According to the “Course Description” for AP Language and Composition released in 2014 by the College Board, an “AP Language and Composition course requires students to become skilled readers of prose written in a variety of rhetorical contexts and skilled writers who compose for a variety of purposes. Both their reading and their writing should make students aware of interactions among a writer’s purposes, reader’s expectations, and an author’s propositional content, as well as the genre conventions and the resources of language that contribute to effectiveness in writing (9).
“At the heart of an AP Language and Composition Course is the reading of a various texts. Reading facilitates informed citizenship and thus increases students’ capacity to enter into consequential conversations with others about meaningful issues. Also contributing to students’ informed citizenship is their ability to gather source materials representing particular conversations and then make their own reasonable and informed contributions to those conversations. Students’ ability to engage with outside sources in their reading, writing, and research is an important measure of their intellectual growth (9).
“While writing represents a significant component of this course, the core skill required is the ability to read well. In reading another writer’s work, students must be able to address four fundamental questions about composition: what is being said? (message); to whom is it being said? (audience); how is it being said? (style); and why is it being said? (purpose). The answers to these questions inform students’ own composition process as they learn to read like writers and write like readers” (9).
With regard to the type of reading for this course, the College Board suggests texts that represent a clear rhetorical situation, speak to a variety of genres, could be read in an introductory composition course in college, require teacher direction for students to discern meaning, and rate as upper high school level on the Lexile chart (10). With regard to the amount of reading for this course, the College Board suggests students are reading challenging texts every day and are “spending at least 8 hours per week (both inside and outside of class) engaged in their reading and writing.” Students “should gain considerable practice in reading a wide variety of nonfiction texts—from newspaper editorials to critical essays and political treatises—in order to find out what others are thinking, saying, and doing in the world. Familiarity with these conversations will help students become informed and rhetorically competent writers who not only consider the views of others but use writing as a way to formulate and convey their own responses.”

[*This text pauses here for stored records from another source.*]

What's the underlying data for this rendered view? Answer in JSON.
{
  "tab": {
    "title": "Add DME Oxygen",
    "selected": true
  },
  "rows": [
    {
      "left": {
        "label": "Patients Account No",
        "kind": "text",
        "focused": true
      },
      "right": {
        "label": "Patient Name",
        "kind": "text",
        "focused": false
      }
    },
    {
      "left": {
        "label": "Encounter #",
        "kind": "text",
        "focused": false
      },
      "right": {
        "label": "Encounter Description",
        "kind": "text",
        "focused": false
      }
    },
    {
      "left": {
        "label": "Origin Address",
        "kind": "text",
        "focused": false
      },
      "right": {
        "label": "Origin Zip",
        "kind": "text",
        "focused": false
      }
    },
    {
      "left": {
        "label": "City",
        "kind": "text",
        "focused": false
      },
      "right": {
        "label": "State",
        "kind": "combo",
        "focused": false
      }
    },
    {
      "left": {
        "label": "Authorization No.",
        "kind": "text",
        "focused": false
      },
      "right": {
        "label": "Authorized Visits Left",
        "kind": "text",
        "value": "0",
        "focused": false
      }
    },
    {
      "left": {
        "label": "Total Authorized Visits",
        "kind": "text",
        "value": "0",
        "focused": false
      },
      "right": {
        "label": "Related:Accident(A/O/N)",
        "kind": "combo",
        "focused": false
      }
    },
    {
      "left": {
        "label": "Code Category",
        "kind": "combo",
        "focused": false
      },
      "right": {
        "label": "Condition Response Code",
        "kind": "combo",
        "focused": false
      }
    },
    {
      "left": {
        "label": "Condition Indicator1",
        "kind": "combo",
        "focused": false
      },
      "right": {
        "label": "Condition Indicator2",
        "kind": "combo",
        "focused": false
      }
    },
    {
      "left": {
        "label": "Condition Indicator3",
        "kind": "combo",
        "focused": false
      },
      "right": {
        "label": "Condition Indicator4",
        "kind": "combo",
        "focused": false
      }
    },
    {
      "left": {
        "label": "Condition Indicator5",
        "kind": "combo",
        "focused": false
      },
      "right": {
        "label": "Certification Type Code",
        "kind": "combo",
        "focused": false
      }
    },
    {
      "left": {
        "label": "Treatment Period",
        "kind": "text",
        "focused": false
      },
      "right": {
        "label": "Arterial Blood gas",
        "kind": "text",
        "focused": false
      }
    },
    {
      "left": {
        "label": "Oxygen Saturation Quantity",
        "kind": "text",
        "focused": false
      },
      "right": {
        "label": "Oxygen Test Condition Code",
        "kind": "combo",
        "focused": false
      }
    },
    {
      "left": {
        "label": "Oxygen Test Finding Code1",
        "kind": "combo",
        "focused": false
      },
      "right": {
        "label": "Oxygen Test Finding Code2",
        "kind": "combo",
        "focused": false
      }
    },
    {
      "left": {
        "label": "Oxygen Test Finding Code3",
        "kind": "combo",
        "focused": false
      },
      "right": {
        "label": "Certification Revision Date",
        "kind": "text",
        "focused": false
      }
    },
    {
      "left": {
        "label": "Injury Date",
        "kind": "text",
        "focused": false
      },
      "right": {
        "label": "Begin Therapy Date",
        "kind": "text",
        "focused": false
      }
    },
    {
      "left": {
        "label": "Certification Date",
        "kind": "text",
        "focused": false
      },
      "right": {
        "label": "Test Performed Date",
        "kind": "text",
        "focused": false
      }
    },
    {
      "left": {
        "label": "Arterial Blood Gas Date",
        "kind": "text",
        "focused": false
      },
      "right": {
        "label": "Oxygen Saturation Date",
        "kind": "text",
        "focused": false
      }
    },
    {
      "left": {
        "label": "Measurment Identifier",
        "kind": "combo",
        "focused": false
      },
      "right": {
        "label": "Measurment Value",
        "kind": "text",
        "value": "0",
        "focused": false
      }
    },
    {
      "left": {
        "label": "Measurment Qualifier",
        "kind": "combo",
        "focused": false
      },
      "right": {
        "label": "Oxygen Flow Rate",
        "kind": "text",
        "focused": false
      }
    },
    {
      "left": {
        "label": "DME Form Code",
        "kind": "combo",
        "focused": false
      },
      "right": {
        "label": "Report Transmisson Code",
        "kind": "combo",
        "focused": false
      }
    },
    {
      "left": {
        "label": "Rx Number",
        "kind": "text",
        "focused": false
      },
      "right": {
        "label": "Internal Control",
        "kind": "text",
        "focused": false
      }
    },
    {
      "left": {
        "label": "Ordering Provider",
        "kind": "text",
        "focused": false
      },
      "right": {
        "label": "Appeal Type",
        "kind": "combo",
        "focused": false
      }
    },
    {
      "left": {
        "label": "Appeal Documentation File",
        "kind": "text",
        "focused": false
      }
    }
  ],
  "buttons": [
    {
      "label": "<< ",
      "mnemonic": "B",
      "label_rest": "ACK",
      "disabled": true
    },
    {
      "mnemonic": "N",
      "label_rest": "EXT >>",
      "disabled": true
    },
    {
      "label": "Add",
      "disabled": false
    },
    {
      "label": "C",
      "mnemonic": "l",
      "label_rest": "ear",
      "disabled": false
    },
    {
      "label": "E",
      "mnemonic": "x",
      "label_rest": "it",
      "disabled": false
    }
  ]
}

Overall, this course aims to “cultivate the reading and writing skills that students need for college success and for intellectually responsible civic engagement. The course guides students in becoming curious, critical, and responsive readers of diverse texts, and becoming flexible, reflective writers of texts addressed to diverse audiences for diverse purposes” (11).